The Office of the Inspector General report audited emergency medical claims processed over a six-month period in 2017.  It found: “The billed amount of inappropriately processed claims from April 1 through September 30, 2017, that were denied or rejected was large in the aggregate—an estimated $716 million—and presented potential undue financial risk to an estimated 60,800 veterans.”

Although veterans can appeal denials, the Inspector General (OIG) estimated that veterans may be short-changed by “$533 million in improper underpayments to claimants over five years.”

The report was prompted by investigations by 11Alive and our sister station, KARE 11’s Pattern of Denial investigation launched in 2017. KARE 11 quoted VA whistleblowers who said it was faster to deny claims than to approve them.

“We are accountable for speed,” one VA insider told KARE 11. “And the faster you are, the more your performance goes up.”

The OIG report confirmed that finding. The audit found that the VA “placed more emphasis on the number of claims processed than the accuracy of the claims decisions.”

MORE: Read the full report

KARE 11’s reports prompted then-Congressman Tim Walz (D-Minn.) to request a full investigation in September 2017.  Walz wrote that he was concerned the VA had “created perverse incentives for its claims processors to deny veterans’ emergency care claims.” 

In February 2018, an 11Alive Investigation uncovered the VA denied paying for thousands of emergency room visits for Georgia veterans over the past few years. It’s not because the veterans did not have an emergency, it's because they did not visit a VA doctor enough.

Army veteran David Riggs is one of those veterans. Last year, the 55-year-old Brooklet, Georgia veteran went to the ER at East Georgia Regional Medical Center in Statesboro for kidney stones. 

A few months later, he received a bill from the hospital for $12,186. At first, Riggs wasn’t worried because he’s covered by the VA. So, he was surprised when he got a letter in the mail from the VA denying his claim because “he had not received VA treatment within the past 24 months prior to the emergency room visit.”

“My reaction to that was, 'Well, I didn’t know this rule was in effect,'" explained Riggs. “I’m being penalized for being healthy and not having to use the doctor very often.”

If you serve your country, the Department of Veterans Affairs is supposed to pay for most of your medical care. It's part of the deal for joining the military and risking your life. An 11Alive Investigation uncovered, however, that the VA has denied paying for thousands of emergency room visits for Georgia veterans over the past few years.

The 11Alive Investigators uncovered evidence that Riggs isn’t the only veteran who’s never heard of the rule. A 2014 Government Accountability Office report found that “most veterans” are ”not knowledgeable about the Millennium Act.”
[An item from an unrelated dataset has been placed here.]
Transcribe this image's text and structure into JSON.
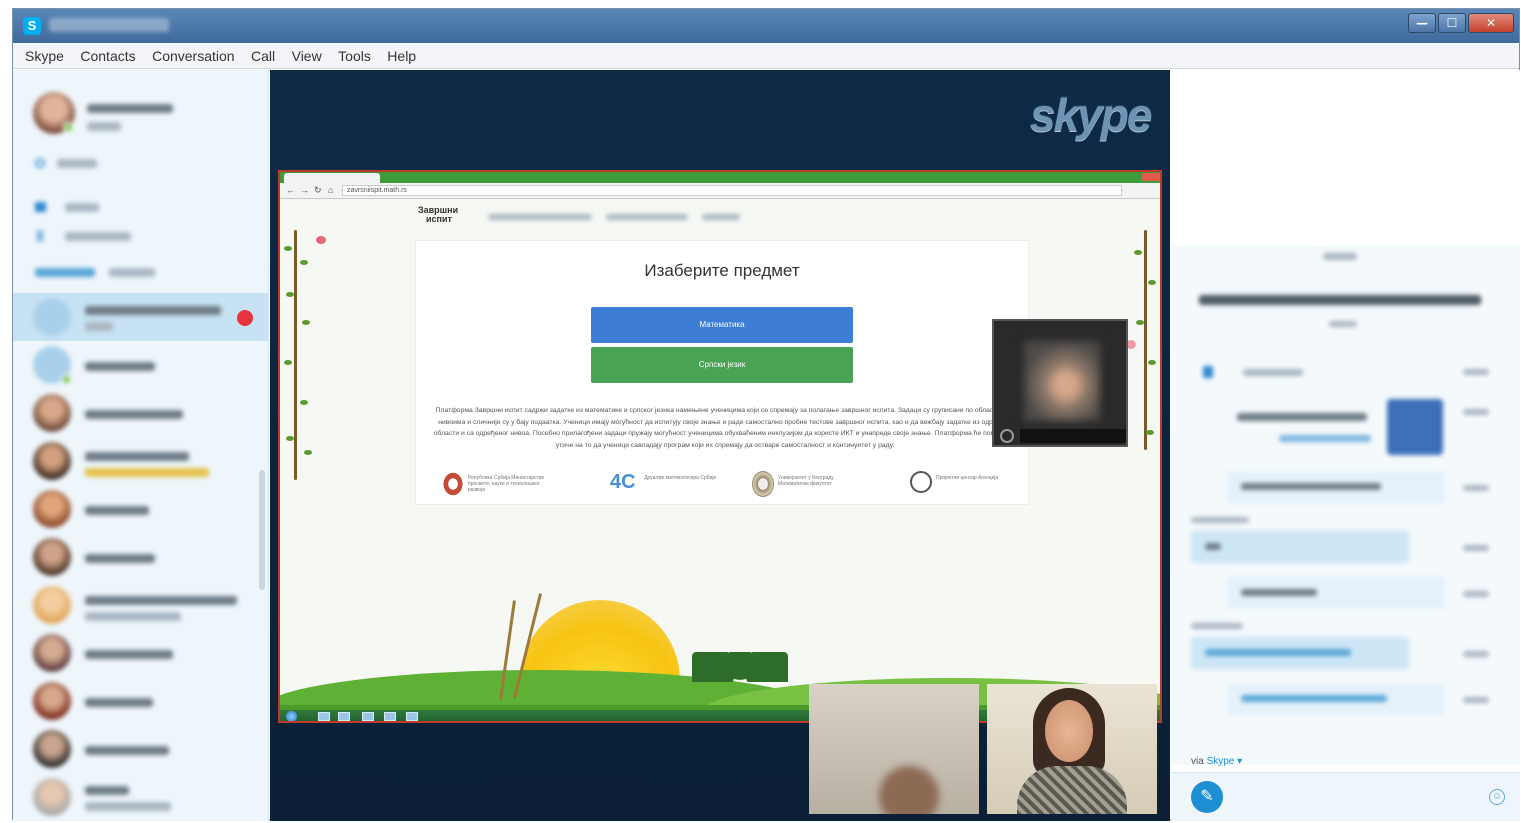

11Alive discovered the VA denied at least 7,132 ER claims in Georgia due to the 24-month rule, costing veterans more than $29 million. Nationally, the numbers jump to 219,681 ER claims, with a $791 million price tag.